|International Classification||F04B43/02, F04B53/16, F04B43/04|
|Cooperative Classification||F04B53/16, F04B43/04, F04B43/02|
|European Classification||F04B43/02, F04B43/04, F04B53/16|
|Oct 31, 2001||AS||Assignment|
Owner name: GORMAN-RUPP COMPANY, THE, OHIO
Free format text: ASSIGNMENT OF ASSIGNORS INTEREST;ASSIGNOR:MOUNT, MASON B.;REEL/FRAME:012354/0580
Effective date: 20011026
|Nov 3, 2006||FPAY||Fee payment|

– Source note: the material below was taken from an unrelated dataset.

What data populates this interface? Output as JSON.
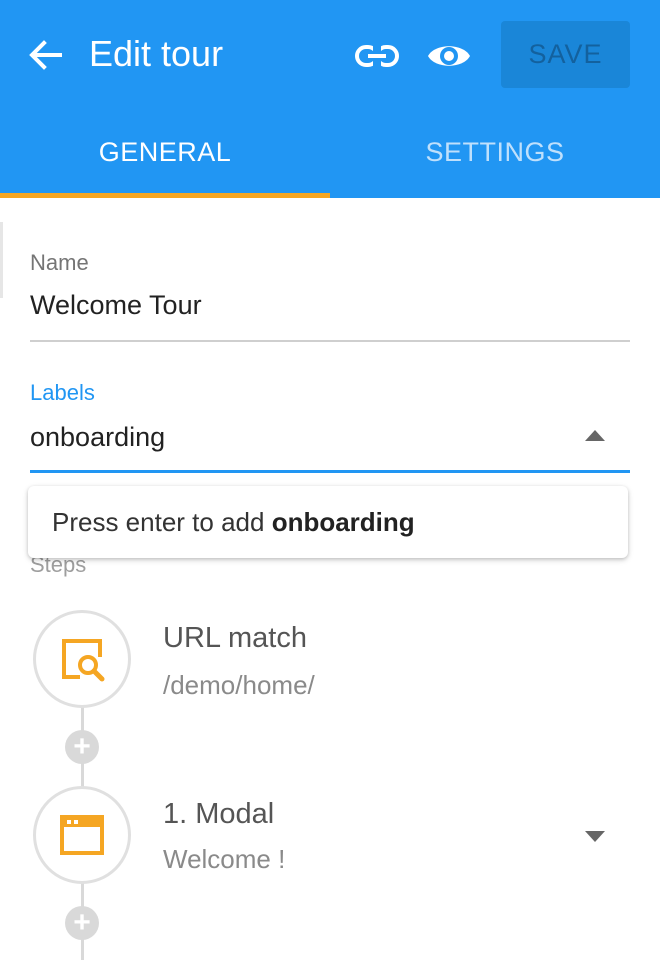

Year of fee payment: 4
|Jan 3, 2011||REMI||Maintenance fee reminder mailed|
|May 27, 2011||LAPS||Lapse for failure to pay maintenance fees|
|Jul 19, 2011||FP||Expired due to failure to pay maintenance fee|
Effective date: 20110527